Over the last few months Toronto has been having a difficult but critical conversation about racism in our city. These discussions have focused on the discrimination that Black, Indigenous, and other People of Colour (BIPOC) face at the hands of Toronto Police and they impact structural racism has across all aspects of our city. The recent Ontario Human Rights Commission report is yet another reminder of how Black Torontonians have been disproportionately impacted by use of force from Toronto Police. 

The time for action on policing and structural anti-Racism is now. Following the nearly 40 recommendations passed by City Council in June, Mayor Tory is bringing 81 recommendations to the Toronto Police board next week, making sweeping changes to Toronto’s policing. These changes follow through on Council’s commitment to pragmatically progressive action on anti-Black racism. 

 Some of the most significant proposed changes include:

  • Creating non-police alternatives for community crisis response, particularly for mental health and addiction calls to 911
  • Taking action to relocate TPS funding towards community safety programs
  • Removing legal barriers that prevent meaningful disciplinary action for police misconduct
  • Further transparency of the Police budget, including line-by-line breakdowns

These are key areas where reform is needed immediately, and these changes will be implemented as quickly as possible after the Police Board meeting on August 18th. These changes, while significant, are just the beginning. Purging racism from our public institutions is going to take years of hard work. We all have a responsibility not to shy-away from this difficult topic and to be an ally in this fight. 

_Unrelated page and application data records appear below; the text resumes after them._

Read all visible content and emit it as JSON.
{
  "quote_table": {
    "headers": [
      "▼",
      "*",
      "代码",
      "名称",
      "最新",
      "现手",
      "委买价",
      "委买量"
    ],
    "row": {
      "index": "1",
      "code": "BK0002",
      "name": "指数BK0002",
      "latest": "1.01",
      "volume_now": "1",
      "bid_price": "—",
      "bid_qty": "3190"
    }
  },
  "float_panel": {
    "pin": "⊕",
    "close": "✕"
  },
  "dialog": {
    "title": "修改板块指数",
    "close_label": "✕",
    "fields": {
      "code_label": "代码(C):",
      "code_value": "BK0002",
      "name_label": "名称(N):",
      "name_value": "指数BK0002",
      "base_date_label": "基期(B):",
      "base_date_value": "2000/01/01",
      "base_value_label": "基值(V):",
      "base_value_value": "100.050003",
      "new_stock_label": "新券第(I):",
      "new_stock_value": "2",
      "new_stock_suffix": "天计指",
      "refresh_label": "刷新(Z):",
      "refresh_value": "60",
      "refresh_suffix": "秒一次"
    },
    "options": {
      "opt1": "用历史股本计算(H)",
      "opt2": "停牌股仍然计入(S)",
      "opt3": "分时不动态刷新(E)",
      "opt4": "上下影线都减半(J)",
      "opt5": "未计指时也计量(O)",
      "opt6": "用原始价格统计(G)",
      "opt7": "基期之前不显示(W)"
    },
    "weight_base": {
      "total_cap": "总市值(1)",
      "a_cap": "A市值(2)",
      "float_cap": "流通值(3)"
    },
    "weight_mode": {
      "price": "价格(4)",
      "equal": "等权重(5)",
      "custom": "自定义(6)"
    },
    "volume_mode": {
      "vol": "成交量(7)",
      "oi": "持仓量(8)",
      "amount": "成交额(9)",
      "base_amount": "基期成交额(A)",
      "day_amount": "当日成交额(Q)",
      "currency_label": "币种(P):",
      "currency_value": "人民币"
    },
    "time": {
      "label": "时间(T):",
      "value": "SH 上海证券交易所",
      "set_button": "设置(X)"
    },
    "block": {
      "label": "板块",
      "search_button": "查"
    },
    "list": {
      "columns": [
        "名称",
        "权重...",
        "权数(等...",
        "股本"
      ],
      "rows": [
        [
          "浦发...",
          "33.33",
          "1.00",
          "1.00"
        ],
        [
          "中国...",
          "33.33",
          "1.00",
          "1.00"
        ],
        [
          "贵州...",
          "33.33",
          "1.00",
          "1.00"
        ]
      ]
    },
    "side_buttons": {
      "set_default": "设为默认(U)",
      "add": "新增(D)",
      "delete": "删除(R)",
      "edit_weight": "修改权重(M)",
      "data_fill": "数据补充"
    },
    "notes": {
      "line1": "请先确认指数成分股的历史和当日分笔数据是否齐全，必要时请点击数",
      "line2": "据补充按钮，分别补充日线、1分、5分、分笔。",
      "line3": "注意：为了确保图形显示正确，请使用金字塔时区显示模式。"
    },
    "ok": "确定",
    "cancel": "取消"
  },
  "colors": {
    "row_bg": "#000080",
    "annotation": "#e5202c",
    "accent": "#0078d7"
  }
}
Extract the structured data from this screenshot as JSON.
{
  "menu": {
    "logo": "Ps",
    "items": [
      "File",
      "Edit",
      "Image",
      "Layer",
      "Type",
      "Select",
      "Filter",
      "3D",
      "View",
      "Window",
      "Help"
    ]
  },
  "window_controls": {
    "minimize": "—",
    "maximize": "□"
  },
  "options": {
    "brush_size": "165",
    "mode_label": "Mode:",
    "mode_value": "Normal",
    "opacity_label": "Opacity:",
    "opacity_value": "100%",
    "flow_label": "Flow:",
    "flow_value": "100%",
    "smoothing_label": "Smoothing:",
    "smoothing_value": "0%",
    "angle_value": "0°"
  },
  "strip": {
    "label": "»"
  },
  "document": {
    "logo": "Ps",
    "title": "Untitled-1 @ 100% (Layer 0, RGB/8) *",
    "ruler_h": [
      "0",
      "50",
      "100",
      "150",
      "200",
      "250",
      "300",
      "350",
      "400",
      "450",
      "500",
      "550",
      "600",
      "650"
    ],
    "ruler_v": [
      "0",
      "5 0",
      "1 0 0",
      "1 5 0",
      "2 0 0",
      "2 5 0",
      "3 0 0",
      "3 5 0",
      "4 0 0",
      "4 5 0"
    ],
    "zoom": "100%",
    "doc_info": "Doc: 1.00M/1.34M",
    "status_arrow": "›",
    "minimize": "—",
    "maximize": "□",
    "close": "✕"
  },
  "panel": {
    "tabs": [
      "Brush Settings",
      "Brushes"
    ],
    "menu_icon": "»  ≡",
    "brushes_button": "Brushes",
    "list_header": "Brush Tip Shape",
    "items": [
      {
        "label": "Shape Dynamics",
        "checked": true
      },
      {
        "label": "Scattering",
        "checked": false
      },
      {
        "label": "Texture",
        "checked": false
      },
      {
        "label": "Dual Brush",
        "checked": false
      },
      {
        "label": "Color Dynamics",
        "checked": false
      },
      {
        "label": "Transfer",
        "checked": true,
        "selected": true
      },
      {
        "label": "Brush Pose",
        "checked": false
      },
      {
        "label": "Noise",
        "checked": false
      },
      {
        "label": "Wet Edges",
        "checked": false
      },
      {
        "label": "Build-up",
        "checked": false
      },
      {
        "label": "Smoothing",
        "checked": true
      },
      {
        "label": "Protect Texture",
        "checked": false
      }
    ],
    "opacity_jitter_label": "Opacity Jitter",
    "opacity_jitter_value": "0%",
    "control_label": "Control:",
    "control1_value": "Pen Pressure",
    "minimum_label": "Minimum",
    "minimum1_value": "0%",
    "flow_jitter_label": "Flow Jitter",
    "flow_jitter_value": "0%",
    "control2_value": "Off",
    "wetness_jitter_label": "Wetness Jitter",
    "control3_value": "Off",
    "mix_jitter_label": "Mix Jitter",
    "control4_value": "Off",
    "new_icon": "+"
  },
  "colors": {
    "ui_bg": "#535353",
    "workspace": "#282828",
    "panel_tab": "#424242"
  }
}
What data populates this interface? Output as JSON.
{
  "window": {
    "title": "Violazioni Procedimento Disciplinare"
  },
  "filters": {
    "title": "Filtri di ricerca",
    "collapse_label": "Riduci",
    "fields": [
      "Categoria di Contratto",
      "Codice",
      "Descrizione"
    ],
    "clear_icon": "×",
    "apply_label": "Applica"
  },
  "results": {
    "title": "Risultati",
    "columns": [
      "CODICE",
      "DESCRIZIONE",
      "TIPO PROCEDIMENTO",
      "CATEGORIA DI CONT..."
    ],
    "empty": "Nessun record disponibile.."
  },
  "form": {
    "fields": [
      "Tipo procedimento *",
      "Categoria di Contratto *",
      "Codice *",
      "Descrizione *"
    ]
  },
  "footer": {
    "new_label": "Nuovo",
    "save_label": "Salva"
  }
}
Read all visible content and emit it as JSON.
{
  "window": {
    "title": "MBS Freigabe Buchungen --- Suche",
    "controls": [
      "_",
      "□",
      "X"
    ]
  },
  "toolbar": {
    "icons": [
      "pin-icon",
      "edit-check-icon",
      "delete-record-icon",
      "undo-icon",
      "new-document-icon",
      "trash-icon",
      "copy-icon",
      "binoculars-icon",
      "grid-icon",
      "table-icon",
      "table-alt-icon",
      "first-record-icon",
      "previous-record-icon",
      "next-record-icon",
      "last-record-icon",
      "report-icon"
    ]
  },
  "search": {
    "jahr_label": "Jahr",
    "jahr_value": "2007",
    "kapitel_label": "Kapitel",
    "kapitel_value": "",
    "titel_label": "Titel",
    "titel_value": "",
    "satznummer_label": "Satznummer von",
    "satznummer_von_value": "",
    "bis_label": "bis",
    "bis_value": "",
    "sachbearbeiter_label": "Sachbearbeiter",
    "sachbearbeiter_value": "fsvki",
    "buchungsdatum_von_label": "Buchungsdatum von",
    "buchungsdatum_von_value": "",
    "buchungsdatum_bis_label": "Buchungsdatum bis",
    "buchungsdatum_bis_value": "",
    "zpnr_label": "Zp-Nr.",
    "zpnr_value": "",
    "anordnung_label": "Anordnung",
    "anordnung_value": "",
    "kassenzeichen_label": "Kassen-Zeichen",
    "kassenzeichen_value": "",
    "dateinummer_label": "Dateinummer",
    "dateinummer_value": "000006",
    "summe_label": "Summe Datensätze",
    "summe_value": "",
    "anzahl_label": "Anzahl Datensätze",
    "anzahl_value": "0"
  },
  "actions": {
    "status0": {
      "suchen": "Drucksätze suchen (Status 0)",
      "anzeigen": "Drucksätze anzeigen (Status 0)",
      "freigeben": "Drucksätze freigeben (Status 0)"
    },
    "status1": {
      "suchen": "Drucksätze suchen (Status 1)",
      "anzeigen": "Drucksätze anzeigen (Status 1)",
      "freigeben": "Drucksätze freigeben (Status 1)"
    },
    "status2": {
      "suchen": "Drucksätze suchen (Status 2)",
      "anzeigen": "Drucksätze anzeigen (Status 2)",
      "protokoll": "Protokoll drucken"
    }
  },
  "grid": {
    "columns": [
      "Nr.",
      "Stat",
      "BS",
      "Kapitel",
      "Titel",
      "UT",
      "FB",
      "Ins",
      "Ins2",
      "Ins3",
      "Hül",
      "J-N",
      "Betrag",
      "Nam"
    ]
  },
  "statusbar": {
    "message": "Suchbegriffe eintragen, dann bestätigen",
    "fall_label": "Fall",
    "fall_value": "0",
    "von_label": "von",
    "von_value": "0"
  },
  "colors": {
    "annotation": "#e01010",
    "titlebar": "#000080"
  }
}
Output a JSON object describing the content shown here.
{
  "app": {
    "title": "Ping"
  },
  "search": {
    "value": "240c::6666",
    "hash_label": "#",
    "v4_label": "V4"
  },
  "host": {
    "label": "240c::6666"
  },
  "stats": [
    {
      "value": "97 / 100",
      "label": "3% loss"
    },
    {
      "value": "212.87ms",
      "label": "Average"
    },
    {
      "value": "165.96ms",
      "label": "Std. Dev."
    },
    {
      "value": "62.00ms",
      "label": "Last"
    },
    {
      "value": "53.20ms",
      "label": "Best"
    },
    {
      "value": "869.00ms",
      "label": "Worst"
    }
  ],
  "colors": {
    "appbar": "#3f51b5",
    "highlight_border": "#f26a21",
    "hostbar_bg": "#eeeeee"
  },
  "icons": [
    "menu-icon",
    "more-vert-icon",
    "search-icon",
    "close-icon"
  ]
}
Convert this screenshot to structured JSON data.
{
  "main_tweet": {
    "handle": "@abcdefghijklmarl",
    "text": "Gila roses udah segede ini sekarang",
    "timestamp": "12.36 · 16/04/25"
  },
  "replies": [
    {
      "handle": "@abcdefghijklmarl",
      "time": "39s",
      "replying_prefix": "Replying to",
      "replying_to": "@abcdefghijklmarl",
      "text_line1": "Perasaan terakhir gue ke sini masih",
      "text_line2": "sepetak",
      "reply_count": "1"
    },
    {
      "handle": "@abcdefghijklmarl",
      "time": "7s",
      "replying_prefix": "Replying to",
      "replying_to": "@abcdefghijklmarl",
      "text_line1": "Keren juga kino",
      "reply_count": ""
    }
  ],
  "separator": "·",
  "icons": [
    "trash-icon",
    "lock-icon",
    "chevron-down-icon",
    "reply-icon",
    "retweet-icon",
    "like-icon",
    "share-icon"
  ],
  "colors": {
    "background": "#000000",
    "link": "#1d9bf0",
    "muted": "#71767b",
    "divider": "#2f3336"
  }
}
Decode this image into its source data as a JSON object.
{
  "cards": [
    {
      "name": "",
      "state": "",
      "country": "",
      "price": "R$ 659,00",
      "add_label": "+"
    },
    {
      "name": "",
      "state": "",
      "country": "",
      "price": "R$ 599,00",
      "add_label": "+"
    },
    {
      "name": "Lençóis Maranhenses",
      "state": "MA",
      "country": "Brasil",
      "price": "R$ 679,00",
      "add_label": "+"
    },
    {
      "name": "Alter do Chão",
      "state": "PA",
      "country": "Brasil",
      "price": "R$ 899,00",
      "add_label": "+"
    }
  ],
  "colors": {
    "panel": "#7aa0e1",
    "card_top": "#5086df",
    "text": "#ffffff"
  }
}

Over the past few months I’ve been speaking with community leaders, activists, and residents on how I can be a better ally at City Hall. It has been an eye-opening experience and I’d like to thank everyone who took the time to share their perspectives with me. Here are some of the steps I’ve taken to educate myself and show support:

  • Participated and assisted with the organization of the “46 for George”, a bike ride to raise awareness and start conversations on racism
  • Attended the BIKEPOC Bike for BLMTO rally at Nathan Phillips Square
  • Coordinated police response for a full investigation after a racist incident in Dentonia Park 
  • Participated in the first (of many) Danforth East Community Association Anti-Black Racism town hall
  • Helped to organize a community meeting with Michael Garron Hospital after a noose was found on property with representatives from all levels of government 

I am urging everyone to find their own ways of getting informed and taking part. I’ll be sharing more conversations and events in the coming weeks and months in my capacity as a City Councillor.

While I know I will never share the lived experiences of our BIPOC community, I’ll continue to bring their voice to City Hall. We all have a role to play in this process. As I write this I know many will continue to be dissatisfied and angry with the pace of change, and perhaps the approach. I share the impatience and desire to see immediate change. Just as these issues have taken root in our societies over decades and centuries, the process of change will take a lot of hard work and dedication over time. In the context of historical systemic racism in our institutions, the action taken in the last months, and advanced to the Police Board next week are meaningful turning-point. We just can’t stop here.  

I’d like to encourage anyone who has ideas or a perspective to share on confronting these urgent challenges, please reach out. I can always be reached at

I hope you’re all staying well,